__Entries from a dataset of interfaces__:

-- Opening Marker --

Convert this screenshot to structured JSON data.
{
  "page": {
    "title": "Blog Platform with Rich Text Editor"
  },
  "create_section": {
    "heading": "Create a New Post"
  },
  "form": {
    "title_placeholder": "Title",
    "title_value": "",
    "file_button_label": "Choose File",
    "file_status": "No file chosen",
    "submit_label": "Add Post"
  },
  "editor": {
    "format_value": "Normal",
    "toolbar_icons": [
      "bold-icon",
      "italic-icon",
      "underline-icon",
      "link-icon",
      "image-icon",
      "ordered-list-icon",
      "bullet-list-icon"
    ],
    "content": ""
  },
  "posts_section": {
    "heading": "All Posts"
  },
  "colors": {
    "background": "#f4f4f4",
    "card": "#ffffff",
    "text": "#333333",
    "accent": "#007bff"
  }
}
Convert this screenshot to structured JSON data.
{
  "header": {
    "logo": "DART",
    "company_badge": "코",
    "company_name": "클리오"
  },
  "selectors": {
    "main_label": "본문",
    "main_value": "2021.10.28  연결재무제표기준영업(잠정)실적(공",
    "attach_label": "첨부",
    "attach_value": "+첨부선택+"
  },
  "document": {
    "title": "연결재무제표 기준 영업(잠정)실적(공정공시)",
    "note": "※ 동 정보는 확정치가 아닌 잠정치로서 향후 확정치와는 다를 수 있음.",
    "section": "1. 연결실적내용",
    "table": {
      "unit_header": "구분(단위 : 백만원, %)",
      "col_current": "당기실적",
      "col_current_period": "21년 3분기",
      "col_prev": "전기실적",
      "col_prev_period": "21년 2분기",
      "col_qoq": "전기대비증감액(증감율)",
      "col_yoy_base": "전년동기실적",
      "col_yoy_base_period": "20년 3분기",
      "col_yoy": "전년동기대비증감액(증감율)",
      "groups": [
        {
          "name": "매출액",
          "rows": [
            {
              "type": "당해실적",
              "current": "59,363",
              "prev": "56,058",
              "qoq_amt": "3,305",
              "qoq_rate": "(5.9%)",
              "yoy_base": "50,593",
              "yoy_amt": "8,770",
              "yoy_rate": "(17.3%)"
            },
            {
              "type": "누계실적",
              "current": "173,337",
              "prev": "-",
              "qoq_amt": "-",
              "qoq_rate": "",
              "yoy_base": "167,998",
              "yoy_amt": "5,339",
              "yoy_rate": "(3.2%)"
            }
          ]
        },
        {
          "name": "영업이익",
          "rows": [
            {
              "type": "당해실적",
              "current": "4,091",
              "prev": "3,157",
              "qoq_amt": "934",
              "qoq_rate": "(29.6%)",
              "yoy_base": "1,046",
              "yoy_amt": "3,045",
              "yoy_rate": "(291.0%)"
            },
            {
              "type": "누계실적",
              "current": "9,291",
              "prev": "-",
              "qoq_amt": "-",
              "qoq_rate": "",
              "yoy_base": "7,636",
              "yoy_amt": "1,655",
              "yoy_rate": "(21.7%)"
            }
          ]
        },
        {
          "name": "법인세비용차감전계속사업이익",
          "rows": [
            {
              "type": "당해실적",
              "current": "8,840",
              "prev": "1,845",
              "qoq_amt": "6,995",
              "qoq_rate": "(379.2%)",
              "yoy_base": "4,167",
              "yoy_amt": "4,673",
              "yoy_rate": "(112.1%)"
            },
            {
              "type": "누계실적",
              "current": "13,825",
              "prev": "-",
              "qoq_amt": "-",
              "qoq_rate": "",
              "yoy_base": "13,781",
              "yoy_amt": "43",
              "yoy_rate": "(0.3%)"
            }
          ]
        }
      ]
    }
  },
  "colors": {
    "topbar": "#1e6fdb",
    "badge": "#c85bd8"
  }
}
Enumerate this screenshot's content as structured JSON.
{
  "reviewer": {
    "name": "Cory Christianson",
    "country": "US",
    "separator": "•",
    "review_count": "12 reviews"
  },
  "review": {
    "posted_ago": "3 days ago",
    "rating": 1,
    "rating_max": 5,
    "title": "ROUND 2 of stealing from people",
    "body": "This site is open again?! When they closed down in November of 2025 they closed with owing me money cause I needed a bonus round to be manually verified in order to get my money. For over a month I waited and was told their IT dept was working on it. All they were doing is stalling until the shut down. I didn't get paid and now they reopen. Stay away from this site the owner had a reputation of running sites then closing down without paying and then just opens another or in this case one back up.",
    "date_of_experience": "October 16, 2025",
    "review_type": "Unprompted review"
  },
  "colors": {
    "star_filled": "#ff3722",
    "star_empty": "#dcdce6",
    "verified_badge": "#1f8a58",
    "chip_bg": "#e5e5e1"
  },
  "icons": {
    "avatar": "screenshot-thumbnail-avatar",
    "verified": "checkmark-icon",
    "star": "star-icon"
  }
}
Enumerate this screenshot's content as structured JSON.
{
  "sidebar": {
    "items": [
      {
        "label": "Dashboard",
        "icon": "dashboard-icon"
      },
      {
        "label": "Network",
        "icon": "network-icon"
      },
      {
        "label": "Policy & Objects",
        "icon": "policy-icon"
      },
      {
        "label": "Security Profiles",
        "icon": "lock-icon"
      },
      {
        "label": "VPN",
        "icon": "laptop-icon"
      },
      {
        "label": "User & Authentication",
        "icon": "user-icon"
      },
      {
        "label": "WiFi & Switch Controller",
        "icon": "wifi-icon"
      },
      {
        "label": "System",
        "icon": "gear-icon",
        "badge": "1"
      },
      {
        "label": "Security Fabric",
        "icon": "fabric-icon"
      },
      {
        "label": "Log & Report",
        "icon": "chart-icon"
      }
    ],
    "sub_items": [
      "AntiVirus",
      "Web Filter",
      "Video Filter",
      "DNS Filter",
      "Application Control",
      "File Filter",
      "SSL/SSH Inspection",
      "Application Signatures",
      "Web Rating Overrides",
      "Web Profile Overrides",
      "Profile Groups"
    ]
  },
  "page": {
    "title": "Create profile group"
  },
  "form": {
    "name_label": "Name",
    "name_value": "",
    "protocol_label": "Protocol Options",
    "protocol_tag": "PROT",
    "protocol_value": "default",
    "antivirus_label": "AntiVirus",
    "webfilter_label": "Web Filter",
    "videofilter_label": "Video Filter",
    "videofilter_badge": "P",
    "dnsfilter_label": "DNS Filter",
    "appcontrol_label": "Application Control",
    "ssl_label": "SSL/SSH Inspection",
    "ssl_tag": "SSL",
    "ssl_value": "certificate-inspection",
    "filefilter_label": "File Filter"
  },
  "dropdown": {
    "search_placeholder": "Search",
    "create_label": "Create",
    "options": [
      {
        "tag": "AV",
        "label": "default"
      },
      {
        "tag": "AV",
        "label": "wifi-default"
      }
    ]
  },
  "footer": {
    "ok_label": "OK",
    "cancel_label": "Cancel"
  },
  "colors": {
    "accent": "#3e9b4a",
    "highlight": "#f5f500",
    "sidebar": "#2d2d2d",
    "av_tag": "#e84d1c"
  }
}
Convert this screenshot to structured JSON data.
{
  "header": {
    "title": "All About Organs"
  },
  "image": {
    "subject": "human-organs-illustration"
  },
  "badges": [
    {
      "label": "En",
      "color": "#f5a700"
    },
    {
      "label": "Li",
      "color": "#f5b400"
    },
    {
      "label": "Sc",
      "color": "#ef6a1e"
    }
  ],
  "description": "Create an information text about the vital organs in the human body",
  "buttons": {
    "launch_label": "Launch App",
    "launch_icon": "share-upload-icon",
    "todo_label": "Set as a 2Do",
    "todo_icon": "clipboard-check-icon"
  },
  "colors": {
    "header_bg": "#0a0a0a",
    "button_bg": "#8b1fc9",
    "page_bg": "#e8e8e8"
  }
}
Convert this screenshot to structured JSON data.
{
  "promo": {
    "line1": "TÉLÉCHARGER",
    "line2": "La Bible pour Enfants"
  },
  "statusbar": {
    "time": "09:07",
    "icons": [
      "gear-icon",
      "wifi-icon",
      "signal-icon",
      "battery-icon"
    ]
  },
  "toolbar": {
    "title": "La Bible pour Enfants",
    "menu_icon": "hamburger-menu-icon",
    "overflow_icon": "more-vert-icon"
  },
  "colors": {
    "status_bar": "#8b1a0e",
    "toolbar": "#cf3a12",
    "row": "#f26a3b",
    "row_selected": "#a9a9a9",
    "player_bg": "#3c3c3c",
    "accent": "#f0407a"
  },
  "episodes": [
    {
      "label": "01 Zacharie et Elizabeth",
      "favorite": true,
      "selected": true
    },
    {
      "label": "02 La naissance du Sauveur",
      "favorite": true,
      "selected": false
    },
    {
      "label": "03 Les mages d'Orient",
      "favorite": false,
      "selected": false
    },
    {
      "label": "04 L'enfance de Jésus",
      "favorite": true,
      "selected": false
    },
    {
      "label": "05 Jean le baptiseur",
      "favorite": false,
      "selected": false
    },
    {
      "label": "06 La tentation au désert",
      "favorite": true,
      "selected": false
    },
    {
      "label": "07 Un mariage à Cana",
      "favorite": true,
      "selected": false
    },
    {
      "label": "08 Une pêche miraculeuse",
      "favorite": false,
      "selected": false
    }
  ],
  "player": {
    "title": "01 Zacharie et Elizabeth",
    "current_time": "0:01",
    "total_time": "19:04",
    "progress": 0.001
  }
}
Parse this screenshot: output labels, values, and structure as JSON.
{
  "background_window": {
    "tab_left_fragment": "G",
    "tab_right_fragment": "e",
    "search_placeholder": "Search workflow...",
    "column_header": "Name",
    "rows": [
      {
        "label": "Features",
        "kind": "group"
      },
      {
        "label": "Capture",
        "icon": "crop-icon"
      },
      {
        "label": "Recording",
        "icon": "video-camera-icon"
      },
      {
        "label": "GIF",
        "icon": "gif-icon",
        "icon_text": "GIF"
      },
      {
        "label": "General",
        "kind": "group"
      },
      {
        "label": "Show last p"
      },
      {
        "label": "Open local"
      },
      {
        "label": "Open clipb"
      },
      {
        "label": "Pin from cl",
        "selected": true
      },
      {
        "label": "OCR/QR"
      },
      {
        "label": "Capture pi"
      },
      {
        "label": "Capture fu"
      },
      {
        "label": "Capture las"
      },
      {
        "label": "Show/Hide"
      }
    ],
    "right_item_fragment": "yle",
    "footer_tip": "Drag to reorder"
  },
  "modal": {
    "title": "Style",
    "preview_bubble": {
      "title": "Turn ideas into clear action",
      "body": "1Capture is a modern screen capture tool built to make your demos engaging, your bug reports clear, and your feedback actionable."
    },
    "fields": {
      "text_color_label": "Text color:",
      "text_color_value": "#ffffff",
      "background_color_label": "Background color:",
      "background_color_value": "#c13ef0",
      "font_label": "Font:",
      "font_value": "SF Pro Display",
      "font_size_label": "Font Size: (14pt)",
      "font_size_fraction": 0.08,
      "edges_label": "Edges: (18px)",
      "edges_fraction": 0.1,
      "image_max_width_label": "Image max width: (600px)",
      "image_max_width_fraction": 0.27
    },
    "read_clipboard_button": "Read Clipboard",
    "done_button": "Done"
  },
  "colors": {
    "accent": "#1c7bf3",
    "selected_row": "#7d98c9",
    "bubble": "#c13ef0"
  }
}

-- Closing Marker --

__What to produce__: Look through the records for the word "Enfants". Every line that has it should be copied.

__Response to the task__:
    "line2": "La Bible pour Enfants"
    "title": "La Bible pour Enfants",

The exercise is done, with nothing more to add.